--- DESCRIPTION OF THE TASK ---
Some lines in the material below hold the word "Добавить". Copy all of them.

PROVIDED MATERIAL Block Start

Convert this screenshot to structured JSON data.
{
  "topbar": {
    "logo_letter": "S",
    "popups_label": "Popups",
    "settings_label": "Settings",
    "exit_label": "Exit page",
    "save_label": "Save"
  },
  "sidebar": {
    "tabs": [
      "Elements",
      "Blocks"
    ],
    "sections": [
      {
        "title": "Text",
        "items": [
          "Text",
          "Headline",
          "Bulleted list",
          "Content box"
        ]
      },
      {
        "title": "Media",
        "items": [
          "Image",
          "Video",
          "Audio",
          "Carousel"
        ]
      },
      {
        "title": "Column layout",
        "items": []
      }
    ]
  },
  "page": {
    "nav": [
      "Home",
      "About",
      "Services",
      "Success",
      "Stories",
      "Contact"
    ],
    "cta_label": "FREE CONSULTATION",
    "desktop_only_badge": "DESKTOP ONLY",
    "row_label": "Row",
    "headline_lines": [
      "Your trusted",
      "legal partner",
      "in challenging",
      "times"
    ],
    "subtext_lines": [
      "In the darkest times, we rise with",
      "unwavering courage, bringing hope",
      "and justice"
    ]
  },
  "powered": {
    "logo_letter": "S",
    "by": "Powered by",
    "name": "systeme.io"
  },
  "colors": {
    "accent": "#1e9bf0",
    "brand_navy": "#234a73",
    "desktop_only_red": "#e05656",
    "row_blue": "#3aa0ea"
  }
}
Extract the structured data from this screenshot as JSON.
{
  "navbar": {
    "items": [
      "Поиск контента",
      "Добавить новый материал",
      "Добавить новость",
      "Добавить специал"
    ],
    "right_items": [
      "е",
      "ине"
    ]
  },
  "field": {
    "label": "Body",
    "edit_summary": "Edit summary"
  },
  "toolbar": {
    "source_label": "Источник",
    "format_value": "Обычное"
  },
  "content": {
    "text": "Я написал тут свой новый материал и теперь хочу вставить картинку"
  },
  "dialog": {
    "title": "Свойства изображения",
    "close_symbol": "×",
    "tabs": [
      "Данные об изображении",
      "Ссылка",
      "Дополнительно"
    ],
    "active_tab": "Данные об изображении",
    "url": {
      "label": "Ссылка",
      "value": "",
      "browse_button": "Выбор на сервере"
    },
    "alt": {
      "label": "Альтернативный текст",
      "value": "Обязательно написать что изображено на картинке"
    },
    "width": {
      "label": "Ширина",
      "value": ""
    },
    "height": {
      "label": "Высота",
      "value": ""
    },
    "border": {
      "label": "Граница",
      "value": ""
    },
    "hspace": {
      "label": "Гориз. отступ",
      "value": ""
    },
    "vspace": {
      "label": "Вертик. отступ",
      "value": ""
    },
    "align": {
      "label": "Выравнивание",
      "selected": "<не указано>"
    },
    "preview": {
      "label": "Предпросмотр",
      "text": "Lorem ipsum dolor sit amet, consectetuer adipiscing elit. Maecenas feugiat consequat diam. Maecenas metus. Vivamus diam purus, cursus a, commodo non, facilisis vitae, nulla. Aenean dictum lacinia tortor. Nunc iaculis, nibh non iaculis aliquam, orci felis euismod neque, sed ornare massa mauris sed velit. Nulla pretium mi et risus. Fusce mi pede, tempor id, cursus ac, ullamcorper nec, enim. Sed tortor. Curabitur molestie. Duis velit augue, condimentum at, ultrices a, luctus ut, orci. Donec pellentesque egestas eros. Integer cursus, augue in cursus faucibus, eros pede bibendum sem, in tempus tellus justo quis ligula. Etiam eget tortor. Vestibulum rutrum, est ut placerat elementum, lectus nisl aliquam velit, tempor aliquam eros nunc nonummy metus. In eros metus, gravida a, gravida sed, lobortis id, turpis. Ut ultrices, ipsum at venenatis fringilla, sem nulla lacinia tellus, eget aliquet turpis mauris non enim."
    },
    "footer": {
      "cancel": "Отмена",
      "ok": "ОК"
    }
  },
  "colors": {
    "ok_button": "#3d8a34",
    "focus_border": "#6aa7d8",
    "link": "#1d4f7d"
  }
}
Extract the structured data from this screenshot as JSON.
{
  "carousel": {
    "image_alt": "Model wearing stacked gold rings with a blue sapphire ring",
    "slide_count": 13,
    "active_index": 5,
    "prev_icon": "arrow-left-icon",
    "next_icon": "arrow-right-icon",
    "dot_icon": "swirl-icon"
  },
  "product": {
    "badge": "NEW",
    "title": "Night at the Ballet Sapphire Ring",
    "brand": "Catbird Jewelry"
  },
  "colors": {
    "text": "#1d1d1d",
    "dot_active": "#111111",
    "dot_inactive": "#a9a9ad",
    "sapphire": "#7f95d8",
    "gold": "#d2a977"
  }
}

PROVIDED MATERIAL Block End

--- ANSWER TO THE PROBLEM ---
      "Добавить новый материал",
      "Добавить новость",
      "Добавить специал"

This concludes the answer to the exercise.